Sneak peek: Adobe’s Project Sweet Talk and Go Figure
As well as being a platform to announce its new product releases, the Adobe MAX conference gives Adobe to showcase some of its more blue sky research.
This year’s Sneaks session, the recordings of which are now available online, showed off 12 new technologies that may – or may not – make it into Adobe’s commercial tools in future.
Some are more geared to consumer photography or audio than professional graphics work, but three particularly caught our attention this year, all of them trained using Adobe’s Sensei AI technology.
Project Sweet Talk: automated facial animation from any audio file and source image
Automatic generation of facial animation from recorded speech isn’t a new concept: Adobe already uses it in Character Animator, its puppet-based 2D animation software.
However, the system requires a certain amount of set-up, including the creation of a set of mouth shapes for a character, which the software displays when it detects the corresponding phoneme in the audio file.
Project Sweet Talk aims to do the same thing, but without the set-up.
The system works with any unprepared image, identifying and deforming facial features to generate mouth shapes and, to a lesser extent, eye and brow movements matching the audio file.
Adobe’s demo shows the system in action with a range of images: a simple sketch of a cat, a Van Gogh self-portrait and – after a few technical hitches – a caricature of Sneaks’ co-host, the comedian John Mulaney.
Project Go Figure: transfer full-body animation from live footage to a 2D character

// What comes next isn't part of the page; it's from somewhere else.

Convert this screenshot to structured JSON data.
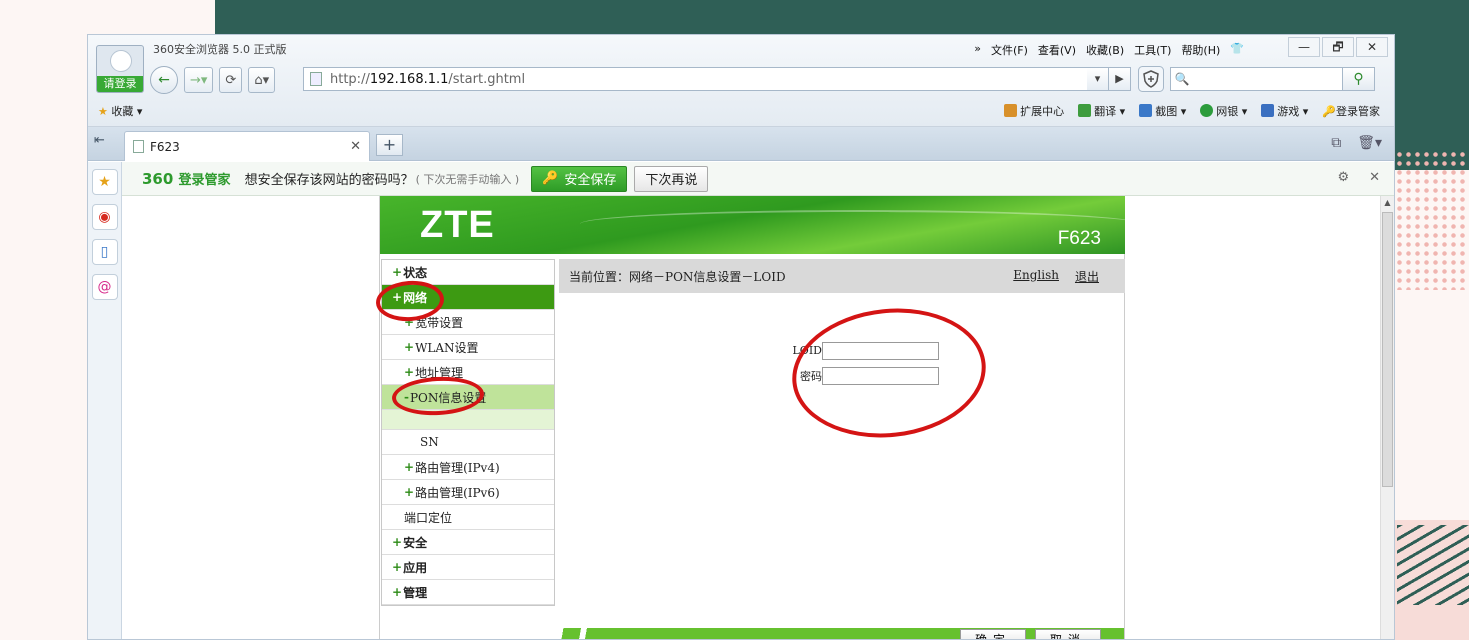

A second demo, Project Go Figure, extends the workflow used in Character Animator, in which a video feed of a live performer drives a 2D animated character, from facial animation to full-body motion.
The system processes video footage of an actor, tracking 18 key points on the head, torso and limbs, and generating a roto mask around the entire body.
The motion is then applied to a character within After Effects.
The workflow will already be familiar to users of of markerless motion-capture systems, like those developed by iPi Soft, although it’s interesting to see it used on a 2D rather than 3D character.
The system also works with standard camera phone footage, rather than requiring multiple camera views, or a device with an active depth sensor.
Project Image Tango: generate new stock photos matching a source outline and texture reference
Another AI-based technology, Project Image Tango, mixes two assets to create a new image that has the “detailed shape of one and the texture of the other”.
Adobe showed the system in use with a standard stock photo for the texture image.
Feeding in a second image representing a similar object in a different pose, or seen from a different angle, generated an output image with the overall look of the texture image, but the profile of the shape image.
The system even works with drawn images: another demo showed a crude outline sketch being used to generate a ‘photographic’ image of a bird in a matching pose.
As well as generating custom reference images for CG work, the system has potential for generating design variants: one demo showed a photo of a dress being customised with a separate set of fabric textures.
Other new technologies for relighting photos and animating text
Other tech demos shown during the Sneaks session included Project Light Right, a system for relighting photographs based on 3D information extracted from multiple views of a scene, and Project Fantastic Fonts, which can automatically generate animated distortion of text based on the motion of a mobile device.
You can find more details via the link below, which includes recordings of all 12 projects.